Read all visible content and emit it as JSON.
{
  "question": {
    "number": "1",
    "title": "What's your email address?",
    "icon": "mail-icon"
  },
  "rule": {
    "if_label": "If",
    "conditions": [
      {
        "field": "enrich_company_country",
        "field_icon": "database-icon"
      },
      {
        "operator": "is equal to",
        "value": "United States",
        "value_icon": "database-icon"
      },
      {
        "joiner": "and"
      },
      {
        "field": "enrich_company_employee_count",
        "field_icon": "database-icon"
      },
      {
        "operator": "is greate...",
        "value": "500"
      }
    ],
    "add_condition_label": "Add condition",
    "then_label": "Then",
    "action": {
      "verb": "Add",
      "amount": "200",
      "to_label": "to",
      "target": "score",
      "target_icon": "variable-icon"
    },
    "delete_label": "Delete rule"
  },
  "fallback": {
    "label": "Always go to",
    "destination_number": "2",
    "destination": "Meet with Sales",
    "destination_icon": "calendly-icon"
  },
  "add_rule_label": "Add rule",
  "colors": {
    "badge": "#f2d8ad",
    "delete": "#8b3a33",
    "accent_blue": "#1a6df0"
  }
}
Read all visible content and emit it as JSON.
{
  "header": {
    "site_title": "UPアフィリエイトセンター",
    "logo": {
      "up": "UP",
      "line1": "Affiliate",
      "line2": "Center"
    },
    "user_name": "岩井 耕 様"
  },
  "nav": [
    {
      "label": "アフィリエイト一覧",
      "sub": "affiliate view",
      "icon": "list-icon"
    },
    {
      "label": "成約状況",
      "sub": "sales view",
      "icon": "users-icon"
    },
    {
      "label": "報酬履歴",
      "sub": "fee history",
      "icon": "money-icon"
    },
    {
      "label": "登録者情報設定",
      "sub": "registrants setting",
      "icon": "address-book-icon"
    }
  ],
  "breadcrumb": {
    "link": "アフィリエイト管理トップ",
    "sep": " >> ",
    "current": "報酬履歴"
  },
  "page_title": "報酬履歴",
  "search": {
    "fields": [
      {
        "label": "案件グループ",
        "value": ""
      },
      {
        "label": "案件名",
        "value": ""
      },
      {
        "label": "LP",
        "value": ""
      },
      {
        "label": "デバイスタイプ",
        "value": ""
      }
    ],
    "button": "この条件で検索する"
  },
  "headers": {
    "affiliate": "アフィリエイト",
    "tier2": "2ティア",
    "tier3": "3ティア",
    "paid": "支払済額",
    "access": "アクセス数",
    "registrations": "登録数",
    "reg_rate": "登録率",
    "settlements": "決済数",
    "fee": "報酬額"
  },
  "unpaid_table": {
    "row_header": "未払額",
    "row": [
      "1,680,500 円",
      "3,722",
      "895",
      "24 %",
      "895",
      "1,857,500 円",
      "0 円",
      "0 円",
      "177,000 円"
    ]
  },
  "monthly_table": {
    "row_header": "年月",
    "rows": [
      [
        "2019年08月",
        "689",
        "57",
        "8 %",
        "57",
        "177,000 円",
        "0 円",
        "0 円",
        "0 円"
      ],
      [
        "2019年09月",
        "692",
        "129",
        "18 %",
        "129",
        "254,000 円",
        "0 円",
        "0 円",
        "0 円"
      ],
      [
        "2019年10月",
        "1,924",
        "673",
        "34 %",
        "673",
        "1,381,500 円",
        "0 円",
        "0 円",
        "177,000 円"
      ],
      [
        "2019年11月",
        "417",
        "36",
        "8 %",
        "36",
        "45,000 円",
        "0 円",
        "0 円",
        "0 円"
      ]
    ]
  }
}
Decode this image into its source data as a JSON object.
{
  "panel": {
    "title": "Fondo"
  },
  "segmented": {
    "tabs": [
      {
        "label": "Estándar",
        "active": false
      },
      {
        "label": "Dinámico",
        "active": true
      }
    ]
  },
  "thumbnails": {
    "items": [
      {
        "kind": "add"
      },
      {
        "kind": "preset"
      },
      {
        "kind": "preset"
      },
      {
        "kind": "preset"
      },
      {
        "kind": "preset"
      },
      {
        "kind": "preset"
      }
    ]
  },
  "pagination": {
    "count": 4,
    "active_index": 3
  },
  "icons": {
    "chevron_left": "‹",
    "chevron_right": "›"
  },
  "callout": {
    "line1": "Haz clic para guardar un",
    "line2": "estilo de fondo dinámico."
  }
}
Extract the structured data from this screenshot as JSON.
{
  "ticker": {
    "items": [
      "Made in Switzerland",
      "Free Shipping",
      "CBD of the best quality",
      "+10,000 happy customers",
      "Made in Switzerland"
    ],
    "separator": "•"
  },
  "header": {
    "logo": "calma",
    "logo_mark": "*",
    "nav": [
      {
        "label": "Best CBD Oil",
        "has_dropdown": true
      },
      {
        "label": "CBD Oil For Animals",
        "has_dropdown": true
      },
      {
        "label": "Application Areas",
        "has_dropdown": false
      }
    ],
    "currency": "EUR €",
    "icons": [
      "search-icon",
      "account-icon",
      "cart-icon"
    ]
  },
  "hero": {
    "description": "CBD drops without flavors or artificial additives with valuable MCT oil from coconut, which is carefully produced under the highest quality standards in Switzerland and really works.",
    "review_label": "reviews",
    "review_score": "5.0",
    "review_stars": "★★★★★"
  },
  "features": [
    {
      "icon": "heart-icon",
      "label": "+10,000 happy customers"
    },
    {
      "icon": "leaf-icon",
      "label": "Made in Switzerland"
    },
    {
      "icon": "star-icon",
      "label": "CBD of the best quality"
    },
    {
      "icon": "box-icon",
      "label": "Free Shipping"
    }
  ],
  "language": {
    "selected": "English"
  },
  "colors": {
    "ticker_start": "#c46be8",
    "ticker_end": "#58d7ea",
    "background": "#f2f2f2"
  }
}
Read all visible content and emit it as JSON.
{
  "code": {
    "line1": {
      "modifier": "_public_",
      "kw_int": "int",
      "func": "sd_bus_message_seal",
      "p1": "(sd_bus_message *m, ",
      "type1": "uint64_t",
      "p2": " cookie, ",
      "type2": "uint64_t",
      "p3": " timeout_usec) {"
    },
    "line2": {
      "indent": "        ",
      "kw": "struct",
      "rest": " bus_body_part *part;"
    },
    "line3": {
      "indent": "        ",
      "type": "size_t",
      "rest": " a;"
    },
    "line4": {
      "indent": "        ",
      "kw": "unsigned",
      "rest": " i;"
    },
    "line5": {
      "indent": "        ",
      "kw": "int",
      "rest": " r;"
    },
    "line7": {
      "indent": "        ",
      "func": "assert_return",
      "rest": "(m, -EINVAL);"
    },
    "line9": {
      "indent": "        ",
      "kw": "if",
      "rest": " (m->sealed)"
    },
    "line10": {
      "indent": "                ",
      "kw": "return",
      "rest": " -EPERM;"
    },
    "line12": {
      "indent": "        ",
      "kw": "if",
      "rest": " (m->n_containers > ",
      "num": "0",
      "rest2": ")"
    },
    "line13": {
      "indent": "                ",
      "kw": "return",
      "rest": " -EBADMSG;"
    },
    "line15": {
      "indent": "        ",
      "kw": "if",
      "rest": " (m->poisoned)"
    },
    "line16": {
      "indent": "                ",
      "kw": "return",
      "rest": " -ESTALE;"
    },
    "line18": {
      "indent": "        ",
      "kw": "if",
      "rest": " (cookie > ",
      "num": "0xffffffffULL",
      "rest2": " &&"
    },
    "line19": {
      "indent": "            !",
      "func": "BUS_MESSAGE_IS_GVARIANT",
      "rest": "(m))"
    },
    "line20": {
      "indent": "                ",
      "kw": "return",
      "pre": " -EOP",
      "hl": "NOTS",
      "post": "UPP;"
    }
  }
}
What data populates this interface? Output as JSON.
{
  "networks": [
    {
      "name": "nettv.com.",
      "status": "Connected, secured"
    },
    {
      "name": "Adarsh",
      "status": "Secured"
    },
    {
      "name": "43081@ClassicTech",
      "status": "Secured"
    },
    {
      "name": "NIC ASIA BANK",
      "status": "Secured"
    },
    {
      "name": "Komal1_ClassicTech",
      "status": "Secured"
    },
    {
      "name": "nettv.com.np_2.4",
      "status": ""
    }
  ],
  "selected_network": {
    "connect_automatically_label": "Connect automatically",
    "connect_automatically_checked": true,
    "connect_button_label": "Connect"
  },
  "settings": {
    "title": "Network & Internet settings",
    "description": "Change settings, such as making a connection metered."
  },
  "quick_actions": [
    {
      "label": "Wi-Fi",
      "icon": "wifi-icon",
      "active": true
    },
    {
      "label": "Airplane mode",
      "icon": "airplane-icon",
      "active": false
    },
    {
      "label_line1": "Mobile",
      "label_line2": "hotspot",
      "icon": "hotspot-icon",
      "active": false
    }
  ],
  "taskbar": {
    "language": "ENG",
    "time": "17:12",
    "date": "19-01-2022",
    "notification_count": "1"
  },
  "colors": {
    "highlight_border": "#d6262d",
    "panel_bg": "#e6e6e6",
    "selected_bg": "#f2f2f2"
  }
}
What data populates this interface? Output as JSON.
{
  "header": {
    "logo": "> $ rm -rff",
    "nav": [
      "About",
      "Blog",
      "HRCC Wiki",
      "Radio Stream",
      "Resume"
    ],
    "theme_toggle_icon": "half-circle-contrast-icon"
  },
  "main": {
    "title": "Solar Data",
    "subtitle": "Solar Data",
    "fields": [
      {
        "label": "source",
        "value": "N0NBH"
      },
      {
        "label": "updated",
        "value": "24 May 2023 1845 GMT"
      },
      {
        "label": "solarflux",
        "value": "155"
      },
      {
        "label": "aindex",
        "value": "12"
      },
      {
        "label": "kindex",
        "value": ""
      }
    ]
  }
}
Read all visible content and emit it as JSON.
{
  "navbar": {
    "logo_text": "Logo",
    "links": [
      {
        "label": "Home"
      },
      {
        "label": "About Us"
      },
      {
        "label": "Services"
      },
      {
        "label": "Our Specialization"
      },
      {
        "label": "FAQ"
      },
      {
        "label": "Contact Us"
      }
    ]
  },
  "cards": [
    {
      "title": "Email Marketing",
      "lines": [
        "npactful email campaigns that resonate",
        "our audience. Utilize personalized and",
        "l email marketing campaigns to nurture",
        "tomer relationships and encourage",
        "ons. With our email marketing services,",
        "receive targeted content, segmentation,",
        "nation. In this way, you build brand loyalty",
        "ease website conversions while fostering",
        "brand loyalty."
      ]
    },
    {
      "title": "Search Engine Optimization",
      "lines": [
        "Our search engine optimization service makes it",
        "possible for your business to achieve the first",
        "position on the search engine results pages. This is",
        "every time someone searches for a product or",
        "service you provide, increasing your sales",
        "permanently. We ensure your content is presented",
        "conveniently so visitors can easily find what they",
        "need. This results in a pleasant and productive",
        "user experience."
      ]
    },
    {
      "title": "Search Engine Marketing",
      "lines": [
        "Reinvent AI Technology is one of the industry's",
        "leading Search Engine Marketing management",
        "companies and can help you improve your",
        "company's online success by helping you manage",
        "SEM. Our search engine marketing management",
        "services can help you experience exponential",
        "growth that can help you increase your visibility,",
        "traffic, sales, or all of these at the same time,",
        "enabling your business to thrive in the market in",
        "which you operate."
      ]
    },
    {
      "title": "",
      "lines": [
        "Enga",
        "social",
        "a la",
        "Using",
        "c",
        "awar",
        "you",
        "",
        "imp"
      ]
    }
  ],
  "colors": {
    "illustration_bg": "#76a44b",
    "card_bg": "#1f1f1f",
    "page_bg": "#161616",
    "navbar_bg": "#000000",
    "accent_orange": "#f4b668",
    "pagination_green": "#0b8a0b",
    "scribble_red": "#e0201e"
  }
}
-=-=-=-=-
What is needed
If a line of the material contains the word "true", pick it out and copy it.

Result for this exercise
        "active": true
        "has_dropdown": true
        "has_dropdown": true
    "connect_automatically_checked": true,
      "active": true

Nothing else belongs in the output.